WHAT IS BEING ASKED -> Only a number is wanted here: the count of lines in the entries below that contain the word "JSON".

EXERCISE MATERIALS ->
# # #
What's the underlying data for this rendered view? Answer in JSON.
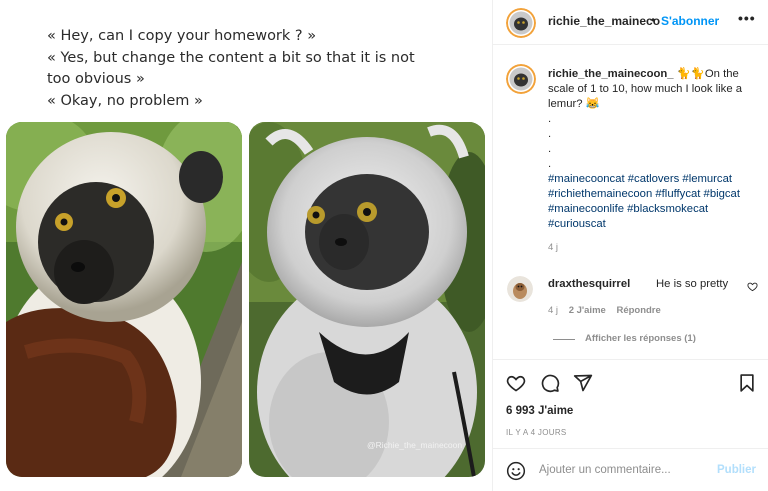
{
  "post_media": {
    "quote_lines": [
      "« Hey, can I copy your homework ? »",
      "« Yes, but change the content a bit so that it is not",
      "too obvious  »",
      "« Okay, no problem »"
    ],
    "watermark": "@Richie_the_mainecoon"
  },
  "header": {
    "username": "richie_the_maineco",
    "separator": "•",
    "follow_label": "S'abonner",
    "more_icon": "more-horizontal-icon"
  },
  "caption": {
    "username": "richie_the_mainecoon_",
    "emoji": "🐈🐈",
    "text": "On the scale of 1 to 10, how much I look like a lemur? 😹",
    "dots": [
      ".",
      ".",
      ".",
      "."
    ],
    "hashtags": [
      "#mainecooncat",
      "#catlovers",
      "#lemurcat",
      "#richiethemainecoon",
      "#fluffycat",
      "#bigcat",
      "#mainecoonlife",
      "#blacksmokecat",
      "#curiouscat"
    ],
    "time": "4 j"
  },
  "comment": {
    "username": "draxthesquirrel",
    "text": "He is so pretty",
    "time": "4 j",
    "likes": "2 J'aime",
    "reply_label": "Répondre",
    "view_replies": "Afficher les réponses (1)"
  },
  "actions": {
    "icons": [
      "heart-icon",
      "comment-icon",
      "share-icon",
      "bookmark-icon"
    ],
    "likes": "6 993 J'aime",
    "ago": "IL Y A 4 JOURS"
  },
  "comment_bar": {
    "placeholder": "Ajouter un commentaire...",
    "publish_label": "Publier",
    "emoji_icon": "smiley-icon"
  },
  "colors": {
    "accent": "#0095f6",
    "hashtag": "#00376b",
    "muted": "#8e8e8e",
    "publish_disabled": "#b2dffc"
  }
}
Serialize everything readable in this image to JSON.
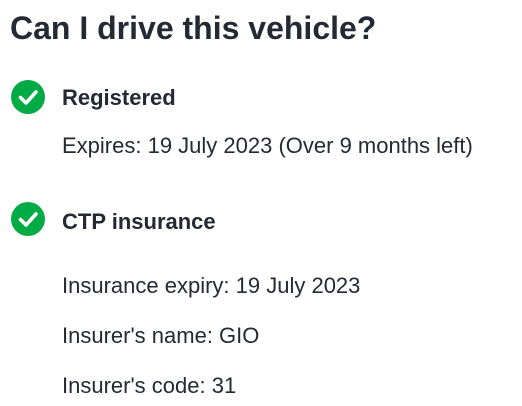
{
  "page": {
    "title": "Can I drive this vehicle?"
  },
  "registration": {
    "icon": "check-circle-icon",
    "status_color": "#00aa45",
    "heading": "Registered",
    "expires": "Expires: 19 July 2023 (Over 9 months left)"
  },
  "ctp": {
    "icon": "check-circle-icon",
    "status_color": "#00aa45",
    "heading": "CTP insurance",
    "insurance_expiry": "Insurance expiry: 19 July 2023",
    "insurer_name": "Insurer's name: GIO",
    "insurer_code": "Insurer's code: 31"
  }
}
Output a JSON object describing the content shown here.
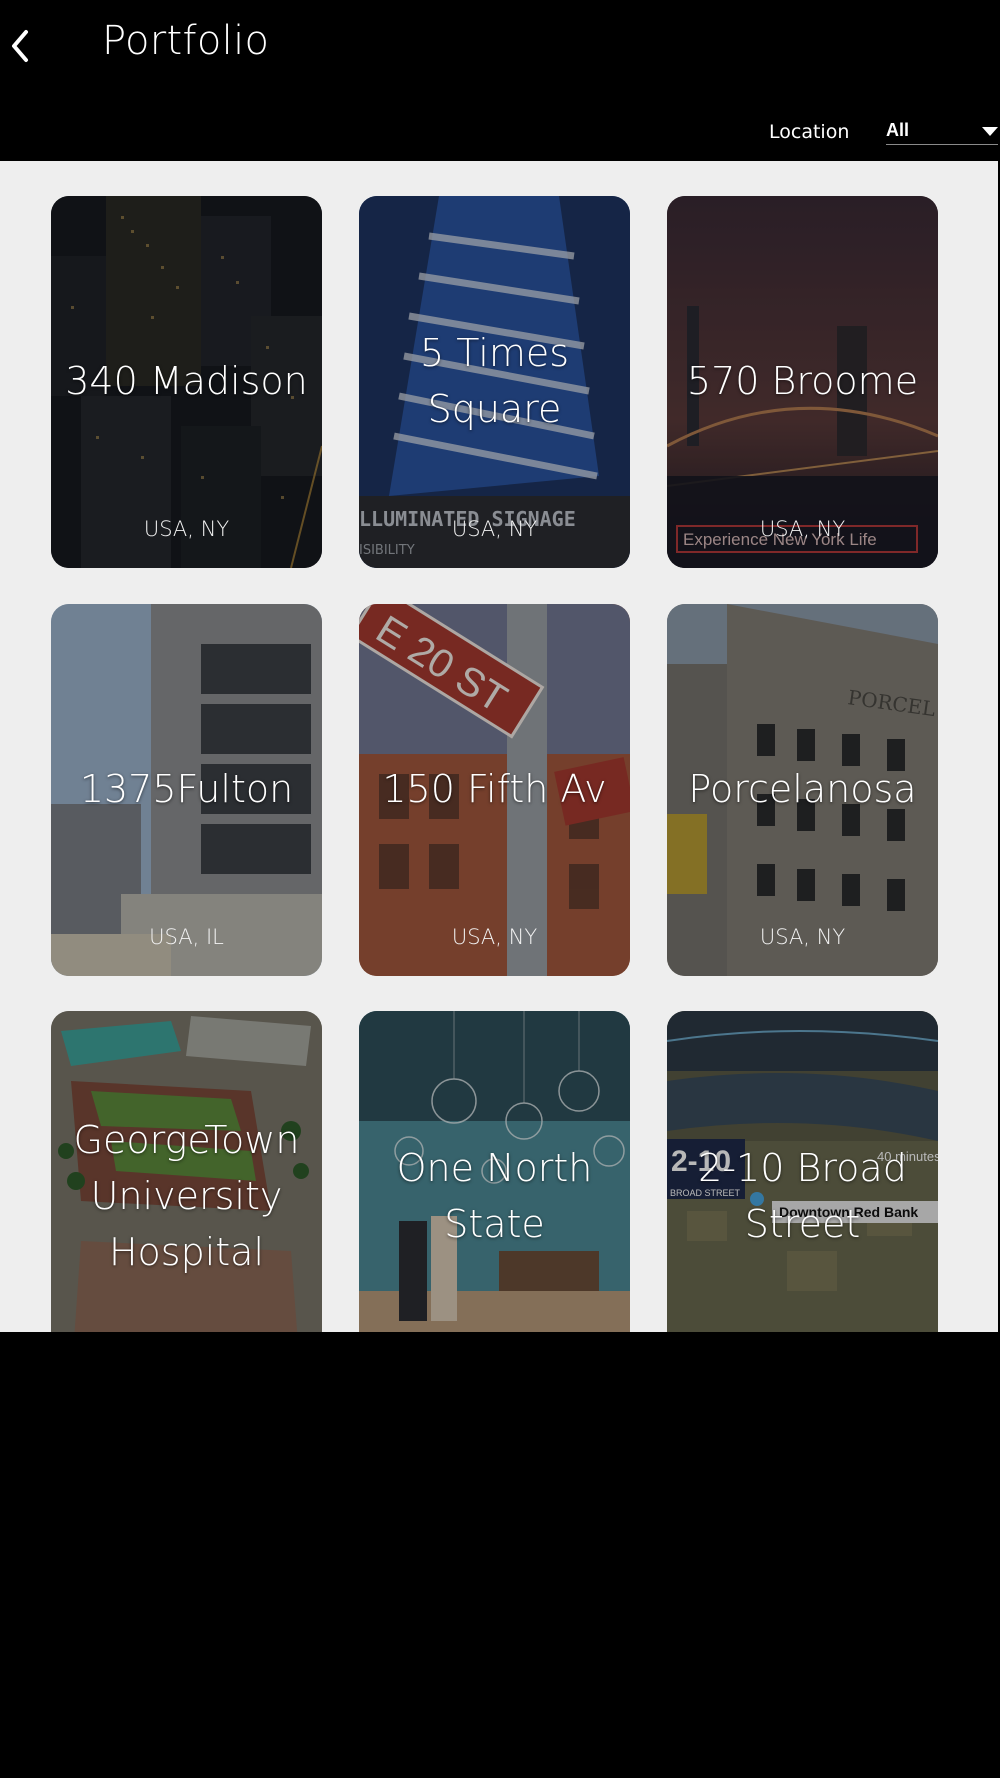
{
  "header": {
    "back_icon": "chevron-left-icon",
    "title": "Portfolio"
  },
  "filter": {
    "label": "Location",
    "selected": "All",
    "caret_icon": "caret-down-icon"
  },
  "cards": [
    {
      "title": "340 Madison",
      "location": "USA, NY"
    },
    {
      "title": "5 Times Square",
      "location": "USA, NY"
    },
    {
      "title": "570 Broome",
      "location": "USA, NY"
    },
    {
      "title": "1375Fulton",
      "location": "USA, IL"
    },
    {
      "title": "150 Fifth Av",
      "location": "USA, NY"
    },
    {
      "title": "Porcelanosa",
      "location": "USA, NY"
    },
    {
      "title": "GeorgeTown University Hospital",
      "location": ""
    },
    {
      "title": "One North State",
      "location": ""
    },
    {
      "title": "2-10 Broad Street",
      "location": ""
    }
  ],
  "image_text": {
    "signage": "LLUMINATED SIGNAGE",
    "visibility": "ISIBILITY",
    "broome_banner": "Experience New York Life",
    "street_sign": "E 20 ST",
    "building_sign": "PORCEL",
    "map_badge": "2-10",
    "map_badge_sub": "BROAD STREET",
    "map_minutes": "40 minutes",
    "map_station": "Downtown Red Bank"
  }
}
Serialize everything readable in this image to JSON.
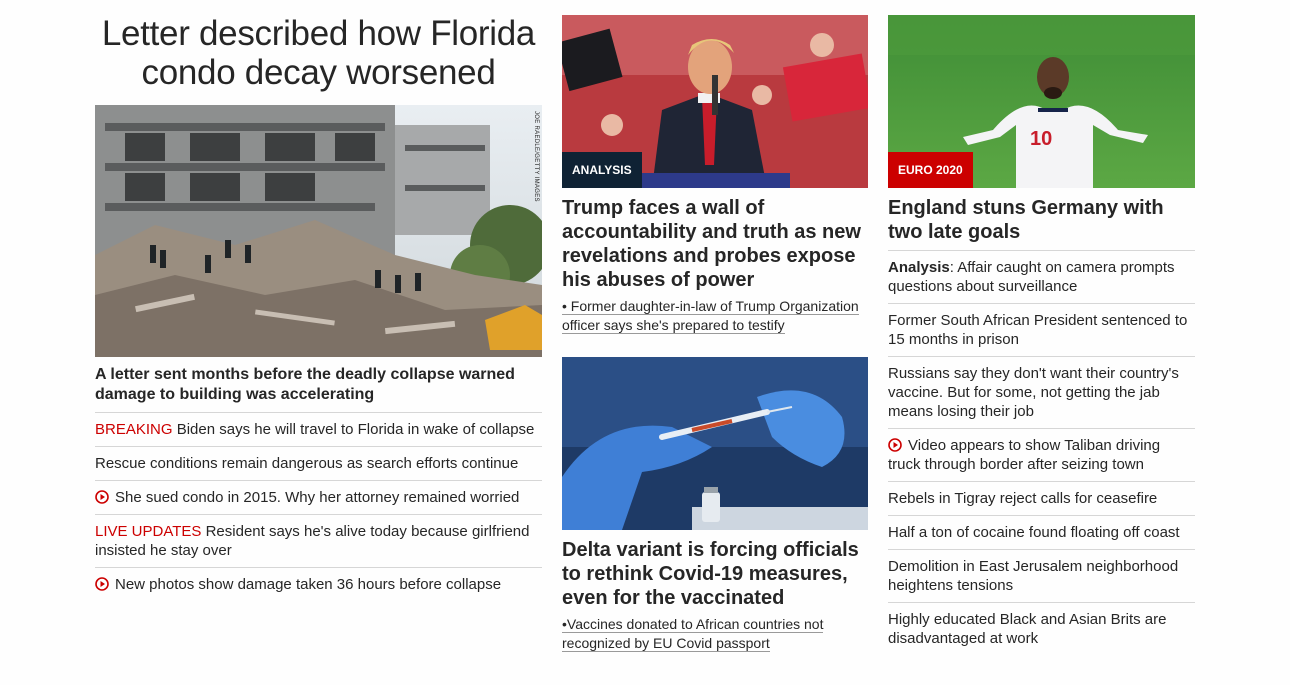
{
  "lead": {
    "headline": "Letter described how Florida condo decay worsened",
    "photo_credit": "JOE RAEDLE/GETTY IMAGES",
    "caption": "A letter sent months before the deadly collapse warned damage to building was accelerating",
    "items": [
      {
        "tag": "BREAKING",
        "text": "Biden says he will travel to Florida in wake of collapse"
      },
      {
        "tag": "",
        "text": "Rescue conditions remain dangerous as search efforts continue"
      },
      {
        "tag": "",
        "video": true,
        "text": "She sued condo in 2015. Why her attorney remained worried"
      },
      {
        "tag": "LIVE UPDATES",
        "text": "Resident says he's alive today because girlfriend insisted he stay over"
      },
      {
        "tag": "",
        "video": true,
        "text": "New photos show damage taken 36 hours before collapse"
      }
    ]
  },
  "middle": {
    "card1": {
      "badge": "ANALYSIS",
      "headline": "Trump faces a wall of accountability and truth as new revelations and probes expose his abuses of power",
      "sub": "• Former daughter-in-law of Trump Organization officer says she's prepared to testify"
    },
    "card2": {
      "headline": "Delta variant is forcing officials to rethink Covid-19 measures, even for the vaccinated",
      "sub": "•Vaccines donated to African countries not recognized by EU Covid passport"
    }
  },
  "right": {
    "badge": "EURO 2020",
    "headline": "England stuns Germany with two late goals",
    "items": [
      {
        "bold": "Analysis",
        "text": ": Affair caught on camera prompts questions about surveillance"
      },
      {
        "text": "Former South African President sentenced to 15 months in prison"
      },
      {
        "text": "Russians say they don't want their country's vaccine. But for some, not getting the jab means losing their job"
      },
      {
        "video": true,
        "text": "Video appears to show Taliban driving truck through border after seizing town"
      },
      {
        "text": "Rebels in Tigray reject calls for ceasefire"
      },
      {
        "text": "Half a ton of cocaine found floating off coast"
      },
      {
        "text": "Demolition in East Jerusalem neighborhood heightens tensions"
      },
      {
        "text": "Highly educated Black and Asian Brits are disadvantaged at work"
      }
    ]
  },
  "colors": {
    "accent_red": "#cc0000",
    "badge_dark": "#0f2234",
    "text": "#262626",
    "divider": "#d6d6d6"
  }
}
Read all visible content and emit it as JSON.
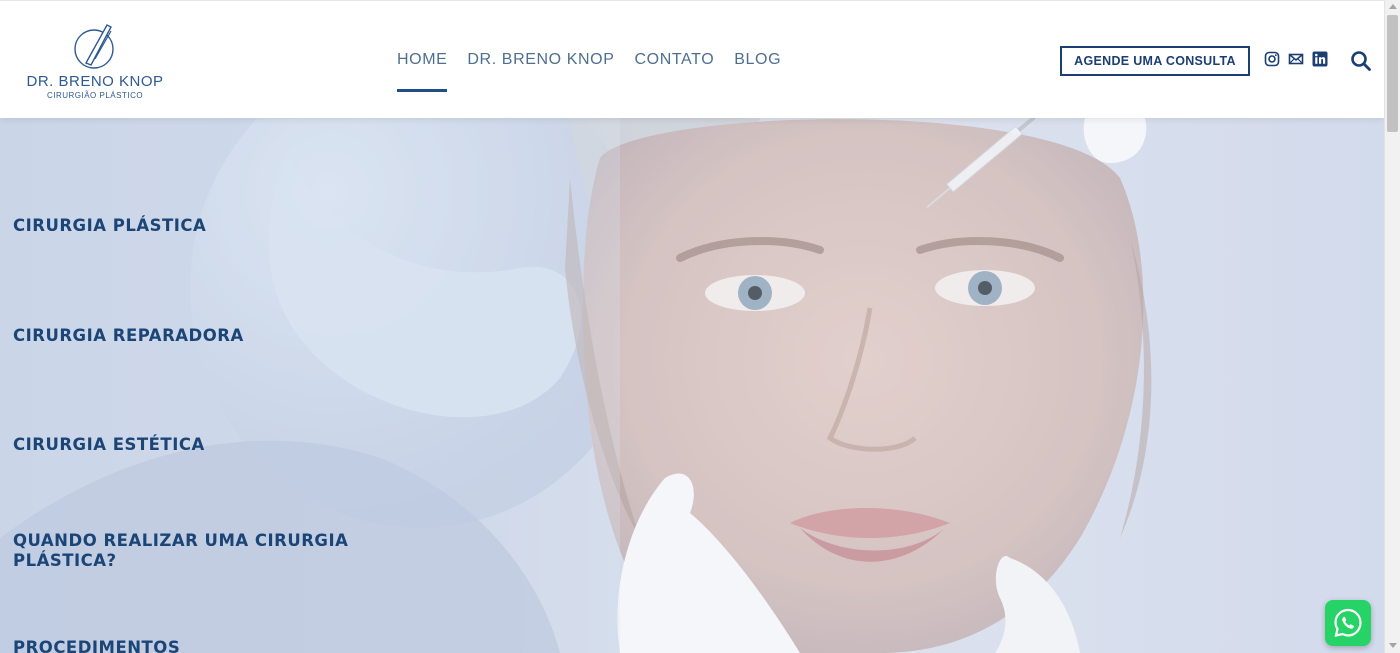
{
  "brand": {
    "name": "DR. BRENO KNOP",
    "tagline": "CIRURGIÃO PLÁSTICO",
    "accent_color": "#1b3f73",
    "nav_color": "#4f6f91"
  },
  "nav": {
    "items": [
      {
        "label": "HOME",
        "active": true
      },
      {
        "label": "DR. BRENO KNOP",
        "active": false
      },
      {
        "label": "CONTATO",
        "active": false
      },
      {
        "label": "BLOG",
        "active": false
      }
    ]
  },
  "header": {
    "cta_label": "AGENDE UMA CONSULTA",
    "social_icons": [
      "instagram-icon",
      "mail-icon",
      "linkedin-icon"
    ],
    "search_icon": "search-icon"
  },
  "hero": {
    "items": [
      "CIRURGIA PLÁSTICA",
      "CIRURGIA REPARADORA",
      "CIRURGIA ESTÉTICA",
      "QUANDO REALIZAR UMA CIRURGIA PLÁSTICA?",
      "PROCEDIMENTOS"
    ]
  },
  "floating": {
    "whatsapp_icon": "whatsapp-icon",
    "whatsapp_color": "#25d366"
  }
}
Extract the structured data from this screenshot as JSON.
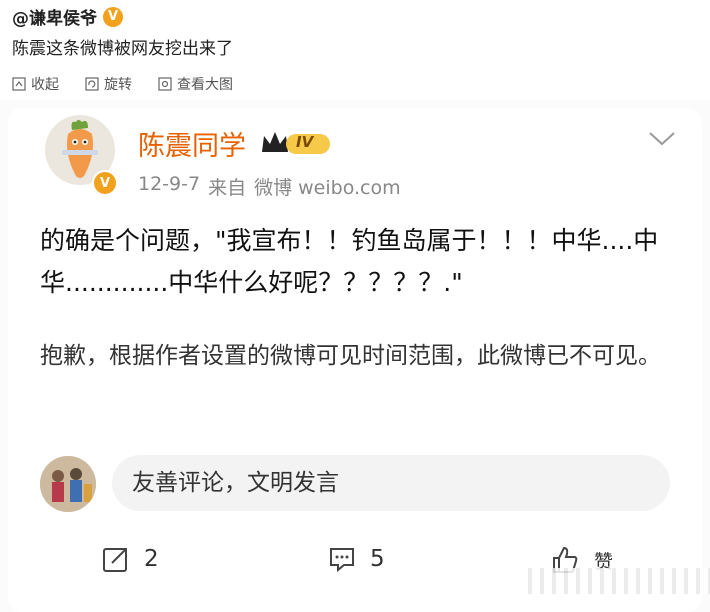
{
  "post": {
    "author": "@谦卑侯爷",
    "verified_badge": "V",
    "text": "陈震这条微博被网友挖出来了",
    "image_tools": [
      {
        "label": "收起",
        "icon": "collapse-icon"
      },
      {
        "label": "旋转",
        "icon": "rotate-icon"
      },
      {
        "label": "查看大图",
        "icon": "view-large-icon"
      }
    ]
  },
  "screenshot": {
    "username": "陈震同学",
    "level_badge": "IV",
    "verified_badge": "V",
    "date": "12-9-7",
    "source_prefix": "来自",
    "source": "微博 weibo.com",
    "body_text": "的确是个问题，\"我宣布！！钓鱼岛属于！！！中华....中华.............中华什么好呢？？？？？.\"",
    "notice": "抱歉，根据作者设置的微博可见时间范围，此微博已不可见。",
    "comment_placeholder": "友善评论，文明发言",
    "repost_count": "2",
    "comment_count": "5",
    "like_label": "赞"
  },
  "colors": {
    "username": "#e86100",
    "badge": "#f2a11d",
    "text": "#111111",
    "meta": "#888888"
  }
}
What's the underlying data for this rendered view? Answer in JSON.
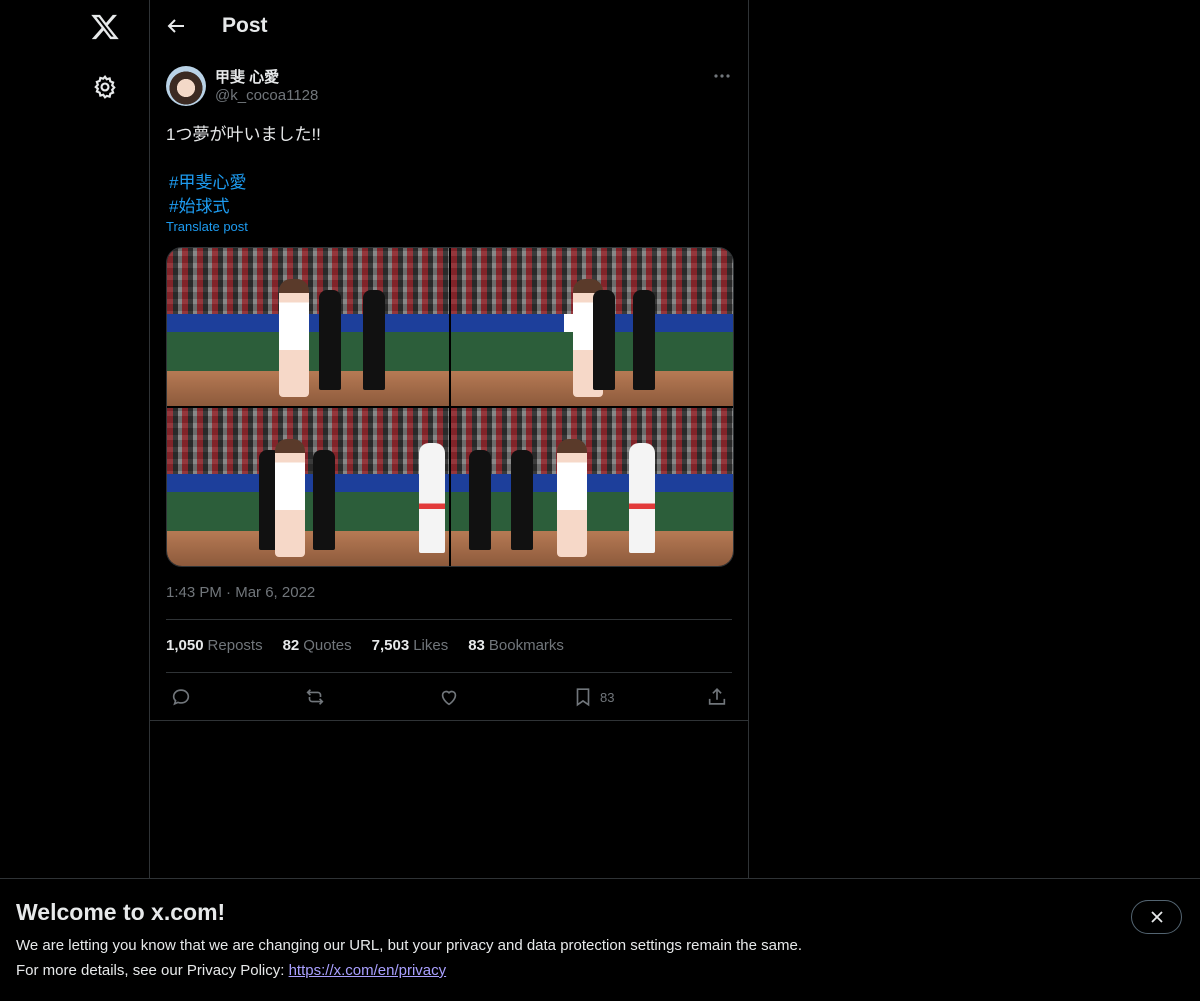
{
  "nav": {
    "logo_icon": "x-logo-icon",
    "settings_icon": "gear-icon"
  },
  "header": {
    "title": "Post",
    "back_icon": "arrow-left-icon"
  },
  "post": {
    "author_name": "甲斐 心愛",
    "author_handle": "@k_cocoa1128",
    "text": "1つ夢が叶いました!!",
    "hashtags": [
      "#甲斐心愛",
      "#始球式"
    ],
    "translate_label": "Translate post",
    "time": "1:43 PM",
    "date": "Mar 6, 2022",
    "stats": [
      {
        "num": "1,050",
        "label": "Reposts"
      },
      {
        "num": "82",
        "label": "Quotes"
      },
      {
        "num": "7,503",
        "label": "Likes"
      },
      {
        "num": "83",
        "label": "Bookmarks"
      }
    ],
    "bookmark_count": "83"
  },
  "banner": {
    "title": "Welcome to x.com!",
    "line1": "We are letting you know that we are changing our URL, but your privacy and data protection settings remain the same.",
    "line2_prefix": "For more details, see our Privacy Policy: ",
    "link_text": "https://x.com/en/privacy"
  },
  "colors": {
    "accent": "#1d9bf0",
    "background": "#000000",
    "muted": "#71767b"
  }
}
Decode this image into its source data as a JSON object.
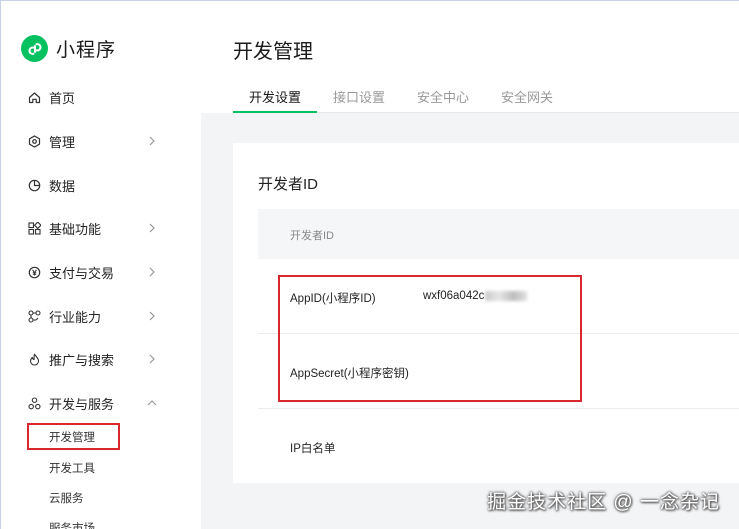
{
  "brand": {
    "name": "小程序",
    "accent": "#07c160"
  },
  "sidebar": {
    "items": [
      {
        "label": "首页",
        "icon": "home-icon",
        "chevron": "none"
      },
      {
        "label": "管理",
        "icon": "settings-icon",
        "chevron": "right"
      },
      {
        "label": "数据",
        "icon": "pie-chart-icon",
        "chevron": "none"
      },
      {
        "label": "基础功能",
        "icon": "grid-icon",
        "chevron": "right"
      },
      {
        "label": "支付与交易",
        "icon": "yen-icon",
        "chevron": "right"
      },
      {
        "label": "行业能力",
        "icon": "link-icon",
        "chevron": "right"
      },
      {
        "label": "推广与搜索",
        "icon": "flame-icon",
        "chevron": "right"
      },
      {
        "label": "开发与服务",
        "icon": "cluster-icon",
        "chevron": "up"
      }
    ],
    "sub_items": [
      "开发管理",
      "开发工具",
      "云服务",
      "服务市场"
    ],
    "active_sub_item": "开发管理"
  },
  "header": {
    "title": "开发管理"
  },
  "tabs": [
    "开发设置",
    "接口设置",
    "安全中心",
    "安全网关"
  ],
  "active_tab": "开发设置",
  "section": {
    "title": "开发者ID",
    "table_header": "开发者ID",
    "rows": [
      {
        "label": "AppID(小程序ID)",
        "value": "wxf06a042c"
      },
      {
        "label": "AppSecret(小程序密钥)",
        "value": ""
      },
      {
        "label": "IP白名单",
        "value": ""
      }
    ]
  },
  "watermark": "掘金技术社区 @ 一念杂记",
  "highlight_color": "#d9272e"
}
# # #
TASK RESULT -> 8